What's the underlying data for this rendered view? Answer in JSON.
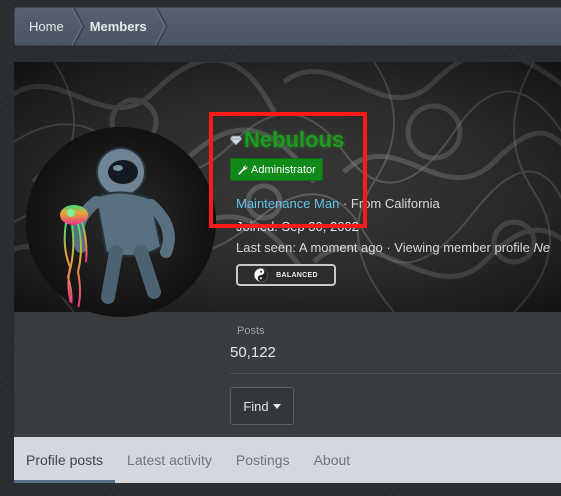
{
  "breadcrumb": {
    "home": "Home",
    "members": "Members"
  },
  "profile": {
    "username": "Nebulous",
    "badge": "Administrator",
    "title": "Maintenance Man",
    "location_prefix": "· From ",
    "location": "California",
    "joined_partial": "Joined: Sep 30, 2002",
    "last_seen_label": "Last seen:",
    "last_seen_value": "A moment ago",
    "activity": "· Viewing member profile",
    "activity_tail": "Ne",
    "balance_label": "BALANCED"
  },
  "stats": {
    "posts_label": "Posts",
    "posts_value": "50,122"
  },
  "actions": {
    "find_label": "Find"
  },
  "tabs": [
    {
      "label": "Profile posts"
    },
    {
      "label": "Latest activity"
    },
    {
      "label": "Postings"
    },
    {
      "label": "About"
    }
  ],
  "colors": {
    "username": "#1c9a24",
    "accent": "#62c4e8",
    "badge": "#118a1a",
    "highlight": "#ff1a1a"
  }
}
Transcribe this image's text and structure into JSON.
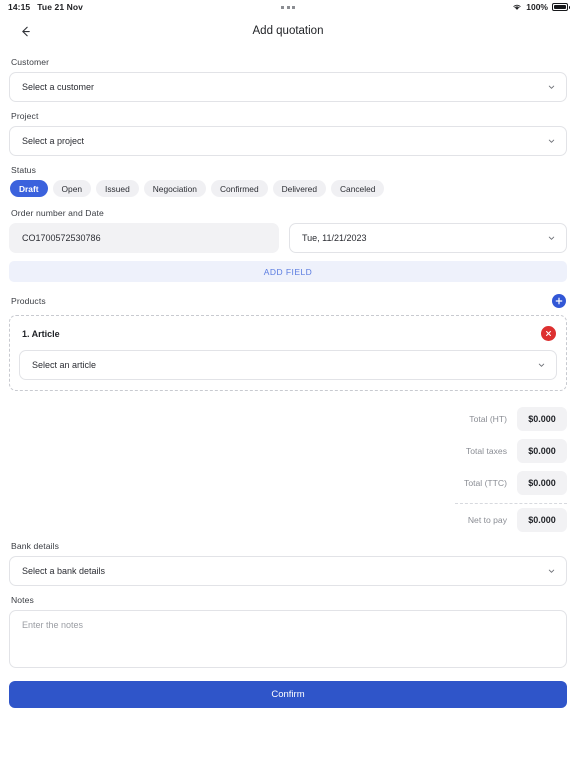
{
  "status_bar": {
    "time": "14:15",
    "date": "Tue 21 Nov",
    "battery_percent": "100%",
    "wifi_icon": "wifi-icon",
    "battery_icon": "battery-full-icon",
    "center_dots_icon": "three-dots-icon"
  },
  "appbar": {
    "back_icon": "back-arrow-icon",
    "title": "Add quotation"
  },
  "customer": {
    "label": "Customer",
    "value": "Select a customer",
    "chevron_icon": "chevron-down-icon"
  },
  "project": {
    "label": "Project",
    "value": "Select a project",
    "chevron_icon": "chevron-down-icon"
  },
  "status": {
    "label": "Status",
    "selected": "Draft",
    "options": [
      "Draft",
      "Open",
      "Issued",
      "Negociation",
      "Confirmed",
      "Delivered",
      "Canceled"
    ]
  },
  "order": {
    "label": "Order number and Date",
    "number": "CO1700572530786",
    "date": "Tue, 11/21/2023",
    "chevron_icon": "chevron-down-icon",
    "add_field_label": "ADD FIELD"
  },
  "products": {
    "label": "Products",
    "add_icon": "plus-icon",
    "items": [
      {
        "title": "1. Article",
        "article_value": "Select an article",
        "remove_icon": "close-icon",
        "chevron_icon": "chevron-down-icon"
      }
    ]
  },
  "totals": [
    {
      "label": "Total (HT)",
      "value": "$0.000"
    },
    {
      "label": "Total taxes",
      "value": "$0.000"
    },
    {
      "label": "Total (TTC)",
      "value": "$0.000"
    },
    {
      "label": "Net to pay",
      "value": "$0.000"
    }
  ],
  "bank": {
    "label": "Bank details",
    "value": "Select a bank details",
    "chevron_icon": "chevron-down-icon"
  },
  "notes": {
    "label": "Notes",
    "placeholder": "Enter the notes"
  },
  "confirm": {
    "label": "Confirm"
  },
  "colors": {
    "accent_blue": "#2f55c9",
    "chip_blue": "#3b62dd",
    "delete_red": "#dd3030",
    "add_field_bg": "#eef1fb",
    "field_grey": "#f2f2f4"
  }
}
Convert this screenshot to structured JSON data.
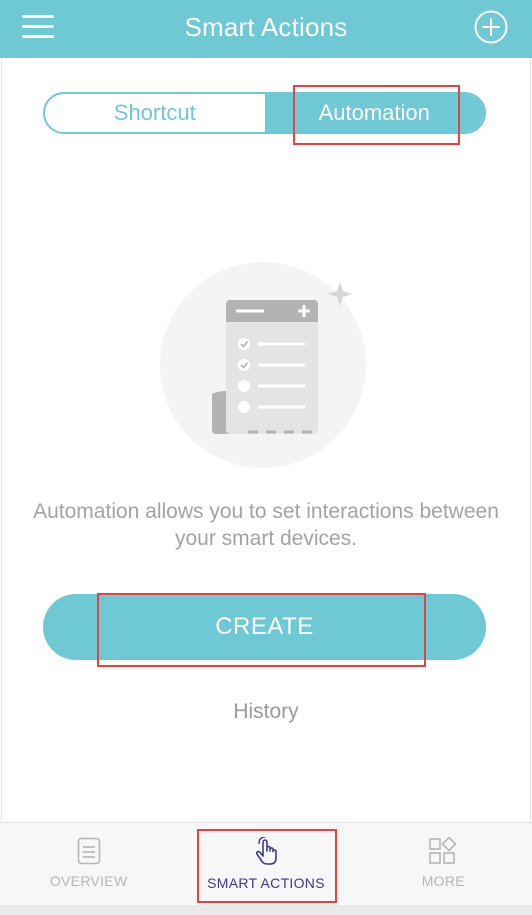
{
  "header": {
    "title": "Smart Actions"
  },
  "tabs": [
    {
      "label": "Shortcut",
      "active": false
    },
    {
      "label": "Automation",
      "active": true
    }
  ],
  "empty_state": {
    "description": "Automation allows you to set interactions between your smart devices."
  },
  "actions": {
    "create_label": "CREATE",
    "history_label": "History"
  },
  "bottom_nav": [
    {
      "label": "OVERVIEW",
      "icon": "document-icon",
      "active": false
    },
    {
      "label": "SMART ACTIONS",
      "icon": "hand-pointer-icon",
      "active": true
    },
    {
      "label": "MORE",
      "icon": "grid-icon",
      "active": false
    }
  ],
  "colors": {
    "accent": "#6ec9d5",
    "active_nav": "#3c3a8c",
    "highlight": "#e04444"
  }
}
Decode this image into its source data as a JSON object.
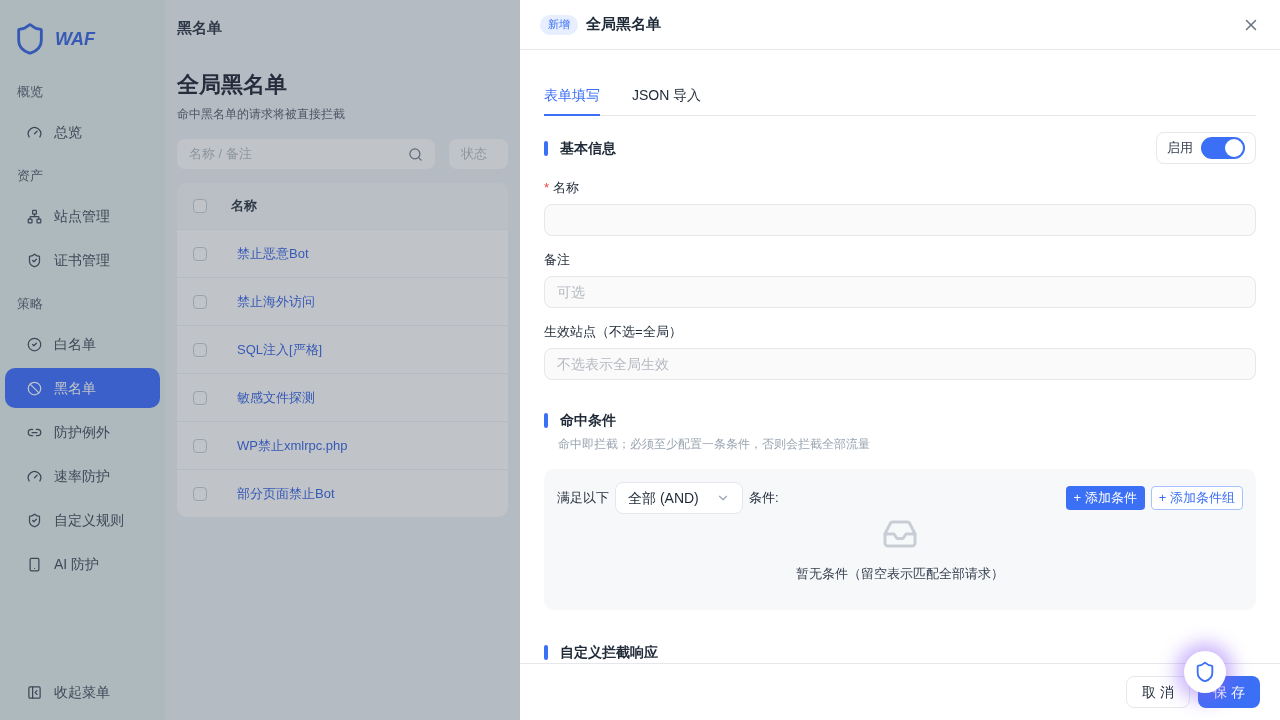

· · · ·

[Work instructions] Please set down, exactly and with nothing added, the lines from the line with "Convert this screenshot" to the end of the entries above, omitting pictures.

[Response to this task]
Convert this screenshot to structured JSON data.
{
  "header": {
    "title": "Smart Actions"
  },
  "tabs": [
    {
      "label": "Shortcut",
      "active": false
    },
    {
      "label": "Automation",
      "active": true
    }
  ],
  "empty_state": {
    "description": "Automation allows you to set interactions between your smart devices."
  },
  "actions": {
    "create_label": "CREATE",
    "history_label": "History"
  },
  "bottom_nav": [
    {
      "label": "OVERVIEW",
      "icon": "document-icon",
      "active": false
    },
    {
      "label": "SMART ACTIONS",
      "icon": "hand-pointer-icon",
      "active": true
    },
    {
      "label": "MORE",
      "icon": "grid-icon",
      "active": false
    }
  ],
  "colors": {
    "accent": "#6ec9d5",
    "active_nav": "#3c3a8c",
    "highlight": "#e04444"
  }
}
Decode this image into its source data as a JSON object.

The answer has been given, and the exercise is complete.